"Our findings suggest that when people consider the of their actions in such uncertain situations, such as harm they may cause by passing on a cold or flu, it can lead them to err on the side of caution. As a result, our findings offer new insights into communicating to the public, especially in contexts in which behaviour that preserves others' welfare is paramount, such as infectious disease."

Explore further: People more likely to trust, cooperate if they can tolerate ambiguity, study finds

More information: Uncertainty about the impact of social decisions increases prosocial behaviour, Nature Human Behaviour (2018). DOI: 10.1038/s41562-018-0372-x , https://www.nature.com/articles/s41562-018-0372-x

Related Stories

People more likely to trust, cooperate if they can tolerate ambiguity, study finds

June 12, 2018
Can a new colleague be trusted with confidential information?
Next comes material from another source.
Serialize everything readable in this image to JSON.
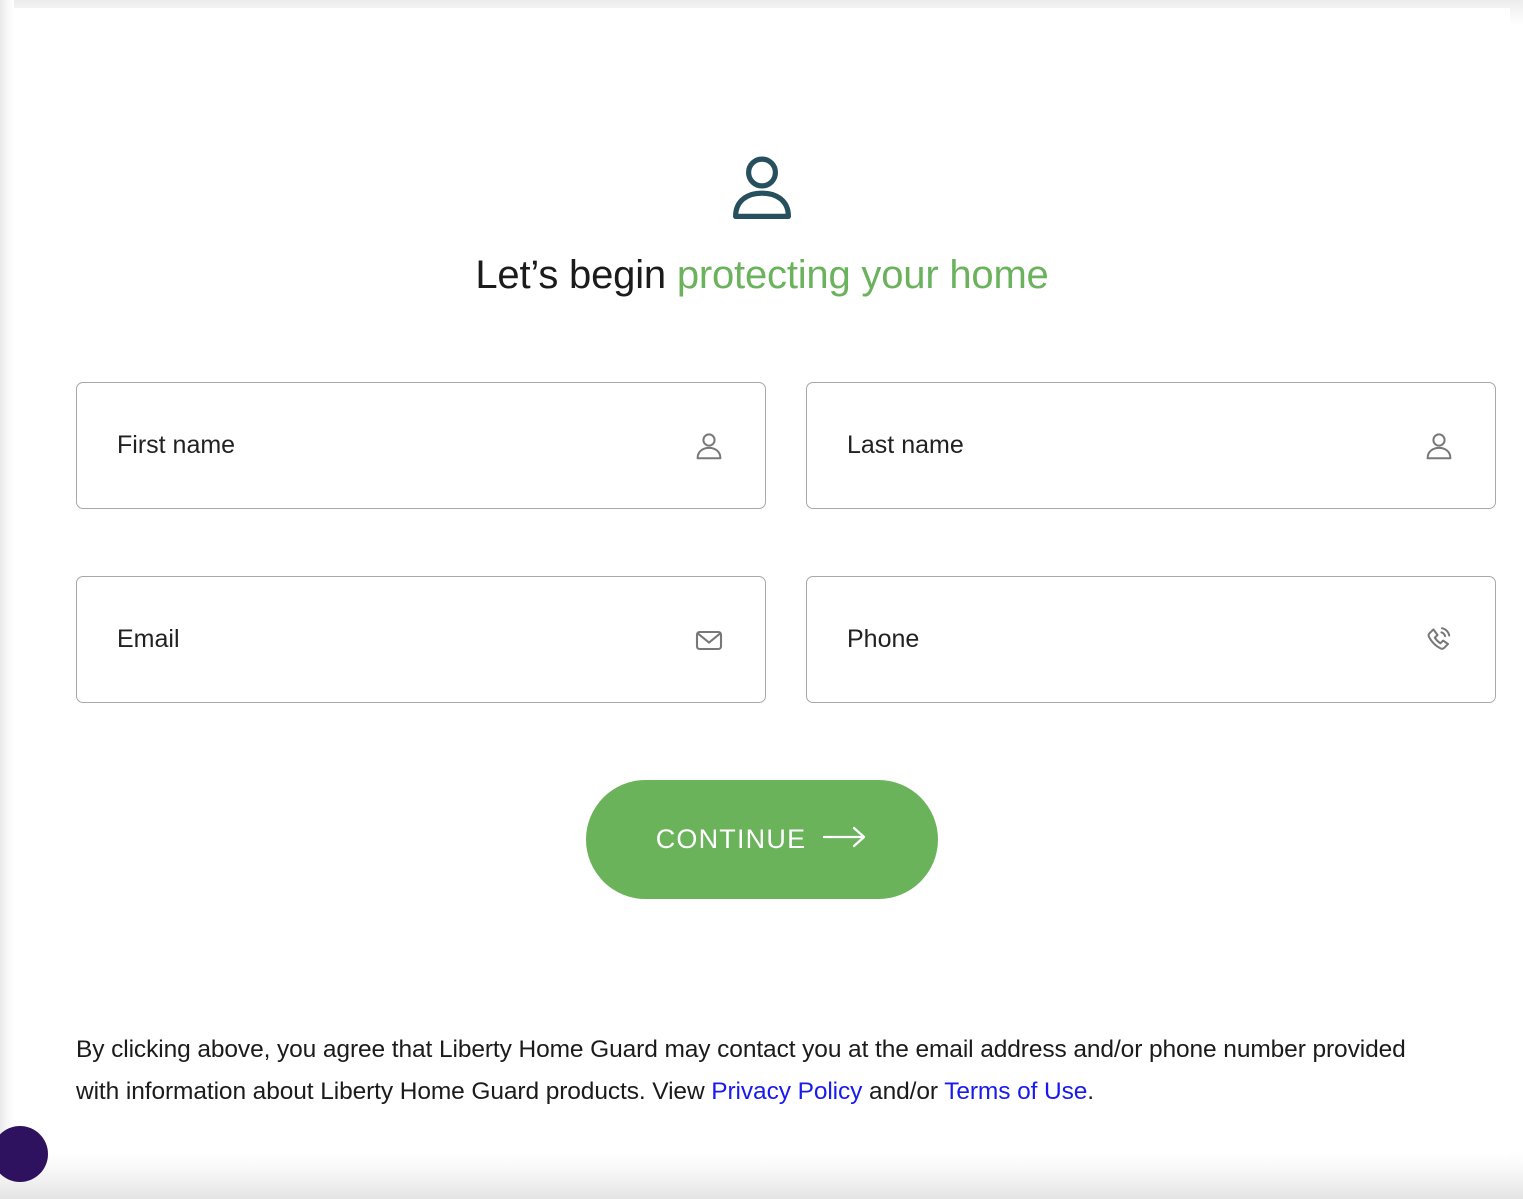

Will she be a cooperative team player on a critical upcoming project? Assessing someone's motives or intentions, which are often hidden, is difficult, and gauging ...
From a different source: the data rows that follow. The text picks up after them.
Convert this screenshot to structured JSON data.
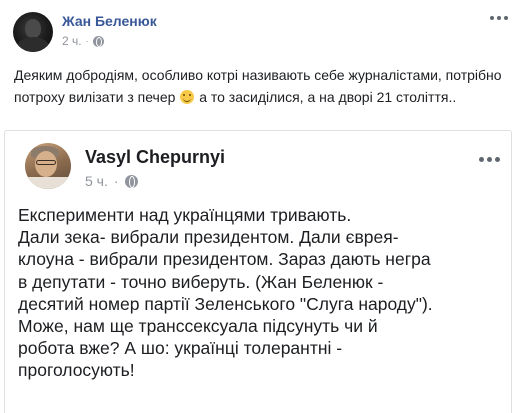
{
  "post": {
    "author": "Жан Беленюк",
    "time": "2 ч.",
    "separator": "·",
    "text_before_emoji": "Деяким добродіям, особливо котрі називають себе журналістами, потрібно потроху вилізати з печер",
    "emoji": "smiley",
    "text_after_emoji": " а то засиділися, а на дворі 21 століття..",
    "icons": [
      "globe-icon",
      "more-options-icon"
    ]
  },
  "shared_post": {
    "author": "Vasyl Chepurnyi",
    "time": "5 ч.",
    "separator": "·",
    "text": "Експерименти над українцями тривають.\nДали зека- вибрали президентом. Дали єврея-\nклоуна - вибрали президентом. Зараз дають негра\nв депутати - точно виберуть. (Жан Беленюк -\nдесятий номер партії Зеленського \"Слуга народу\").\nМоже, нам ще  транссексуала підсунуть чи й\nробота вже? А шо: українці толерантні -\nпроголосують!",
    "icons": [
      "globe-icon",
      "more-options-icon"
    ]
  },
  "colors": {
    "author_link": "#385898",
    "meta_gray": "#90949c",
    "text": "#1c1e21",
    "border": "#dddfe2"
  }
}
Epidemiology expert creates modeling framework to better predict outbreaks

November 2, 2017
A mathematical epidemiology expert at Georgia State University School of Public Health has published a new framework for building mathematical models to better predict the trajectory of infectious disease outbreaks.

Pupillary response signals uncertainty during decision-making

March 6, 2017
Whether it involves stopping at a traffic light or diving into freezing water to save someone from drowning: many of our everyday problems require snap decisions in the face of uncertainty. When making decisions, it has been ...

Patients react better when doctors imply uncertainty, rather than state it directly

January 10, 2018
Choice of words might matter when doctors communicate uncertainty of diagnosis to their patients. A paper published in the International Journal for Quality in Health Care shows that the parents of pediatric patients may ...

Uncertainty fear and eating disorders linked

November 16, 2011
People who fear the unknown or view uncertainty as especially negative or threatening are more likely to report symptoms of eating disorders, according to new ANU research.

Recommended for you

College students choose smartphones over food

November 16, 2018
University at Buffalo researchers have found that college students prefer food deprivation over smartphone deprivation, according to results from a paper in Addictive Behaviors.

Study finds mindfulness apps can improve mental health

November 15, 2018
A University of Otago study has found that using mindfulness meditation applications (apps) on phones is associated with improvements in people's mental health.

Social media is affecting the way we view our bodies—and not in a good way

November 15, 2018
Young women who actively engage with social media images of friends who they think are more attractive than themselves report feeling worse about their own appearance afterward, a York University study shows.

New research has revealed we are actually better at remembering names than faces

November 14, 2018
With the Christmas party season fast approaching, there will be plenty of opportunity to re-live the familiar, and excruciatingly-awkward, social situation of not being able to remember an acquaintance's name.

Older adults' abstract reasoning ability predicts depressive symptoms over time

November 14, 2018
Age-related declines in abstract reasoning ability predict increasing depressive symptoms in subsequent years, according to data from a longitudinal study of older adults in Scotland. The research is published in Psychological ...

The illusion of multitasking boosts performance

November 13, 2018
Our ability to do things well suffers when we try to complete several tasks at once, but a series of experiments suggests that merely believing that we're multitasking may boost our performance by making us more engaged in ...

0 comments

Please sign in to add a comment. Registration is free, and takes less than a minute. Read more

Click here to reset your password.
Sign in to get notified via email when new comments are made.